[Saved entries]

*** Block opens ***

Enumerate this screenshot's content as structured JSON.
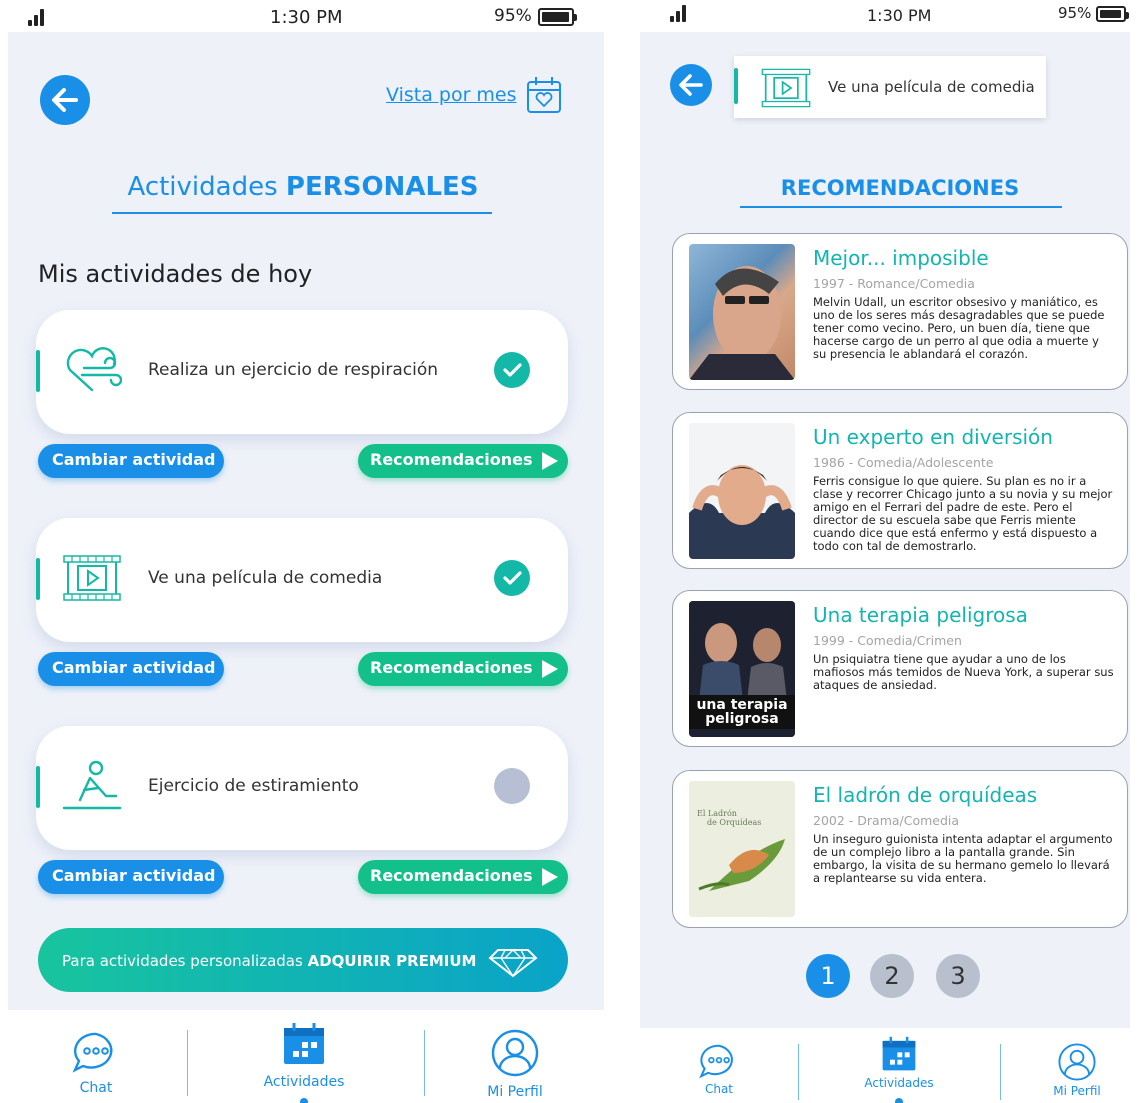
{
  "status_bar": {
    "time": "1:30 PM",
    "battery": "95%"
  },
  "left_screen": {
    "month_view_label": "Vista por mes",
    "title_normal": "Actividades",
    "title_bold": "PERSONALES",
    "section_heading": "Mis actividades de hoy",
    "activities": [
      {
        "label": "Realiza un ejercicio de respiración",
        "icon": "heart-breath-icon",
        "done": true
      },
      {
        "label": "Ve una película de comedia",
        "icon": "film-icon",
        "done": true
      },
      {
        "label": "Ejercicio de estiramiento",
        "icon": "stretch-icon",
        "done": false
      }
    ],
    "change_label": "Cambiar actividad",
    "reco_label": "Recomendaciones",
    "premium_text": "Para actividades personalizadas",
    "premium_bold": "ADQUIRIR PREMIUM"
  },
  "right_screen": {
    "header_activity": "Ve una película de comedia",
    "title": "RECOMENDACIONES",
    "movies": [
      {
        "title": "Mejor... imposible",
        "meta": "1997 - Romance/Comedia",
        "desc": "Melvin Udall, un escritor obsesivo y maniático, es uno de los seres más desagradables que se puede tener como vecino. Pero, un buen día, tiene que hacerse cargo de un perro al que odia a muerte y su presencia le ablandará el corazón."
      },
      {
        "title": "Un experto en diversión",
        "meta": "1986 - Comedia/Adolescente",
        "desc": "Ferris consigue lo que quiere. Su plan es no ir a clase y recorrer Chicago junto a su novia y su mejor amigo en el Ferrari del padre de este. Pero el director de su escuela sabe que Ferris miente cuando dice que está enfermo y está dispuesto a todo con tal de demostrarlo."
      },
      {
        "title": "Una terapia peligrosa",
        "meta": "1999 - Comedia/Crimen",
        "desc": "Un psiquiatra tiene que ayudar a uno de los mafiosos más temidos de Nueva York, a superar sus ataques de ansiedad.",
        "poster_text_1": "una terapia",
        "poster_text_2": "peligrosa"
      },
      {
        "title": "El ladrón de orquídeas",
        "meta": "2002 - Drama/Comedia",
        "desc": "Un inseguro guionista intenta adaptar el argumento de un complejo libro a la pantalla grande. Sin embargo, la visita de su hermano gemelo lo llevará a replantearse su vida entera.",
        "poster_text_1": "El Ladrón",
        "poster_text_2": "de Orquídeas"
      }
    ],
    "pages": [
      "1",
      "2",
      "3"
    ]
  },
  "nav": {
    "chat": "Chat",
    "activities": "Actividades",
    "profile": "Mi Perfil"
  },
  "colors": {
    "blue": "#1a8fe8",
    "teal": "#14b8a6",
    "green": "#14c08a",
    "grey": "#b6bfd3"
  }
}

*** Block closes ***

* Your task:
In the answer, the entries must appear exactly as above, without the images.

* Answer below:
Enumerate this screenshot's content as structured JSON.
{
  "status_bar": {
    "time": "1:30 PM",
    "battery": "95%"
  },
  "left_screen": {
    "month_view_label": "Vista por mes",
    "title_normal": "Actividades",
    "title_bold": "PERSONALES",
    "section_heading": "Mis actividades de hoy",
    "activities": [
      {
        "label": "Realiza un ejercicio de respiración",
        "icon": "heart-breath-icon",
        "done": true
      },
      {
        "label": "Ve una película de comedia",
        "icon": "film-icon",
        "done": true
      },
      {
        "label": "Ejercicio de estiramiento",
        "icon": "stretch-icon",
        "done": false
      }
    ],
    "change_label": "Cambiar actividad",
    "reco_label": "Recomendaciones",
    "premium_text": "Para actividades personalizadas",
    "premium_bold": "ADQUIRIR PREMIUM"
  },
  "right_screen": {
    "header_activity": "Ve una película de comedia",
    "title": "RECOMENDACIONES",
    "movies": [
      {
        "title": "Mejor... imposible",
        "meta": "1997 - Romance/Comedia",
        "desc": "Melvin Udall, un escritor obsesivo y maniático, es uno de los seres más desagradables que se puede tener como vecino. Pero, un buen día, tiene que hacerse cargo de un perro al que odia a muerte y su presencia le ablandará el corazón."
      },
      {
        "title": "Un experto en diversión",
        "meta": "1986 - Comedia/Adolescente",
        "desc": "Ferris consigue lo que quiere. Su plan es no ir a clase y recorrer Chicago junto a su novia y su mejor amigo en el Ferrari del padre de este. Pero el director de su escuela sabe que Ferris miente cuando dice que está enfermo y está dispuesto a todo con tal de demostrarlo."
      },
      {
        "title": "Una terapia peligrosa",
        "meta": "1999 - Comedia/Crimen",
        "desc": "Un psiquiatra tiene que ayudar a uno de los mafiosos más temidos de Nueva York, a superar sus ataques de ansiedad.",
        "poster_text_1": "una terapia",
        "poster_text_2": "peligrosa"
      },
      {
        "title": "El ladrón de orquídeas",
        "meta": "2002 - Drama/Comedia",
        "desc": "Un inseguro guionista intenta adaptar el argumento de un complejo libro a la pantalla grande. Sin embargo, la visita de su hermano gemelo lo llevará a replantearse su vida entera.",
        "poster_text_1": "El Ladrón",
        "poster_text_2": "de Orquídeas"
      }
    ],
    "pages": [
      "1",
      "2",
      "3"
    ]
  },
  "nav": {
    "chat": "Chat",
    "activities": "Actividades",
    "profile": "Mi Perfil"
  },
  "colors": {
    "blue": "#1a8fe8",
    "teal": "#14b8a6",
    "green": "#14c08a",
    "grey": "#b6bfd3"
  }
}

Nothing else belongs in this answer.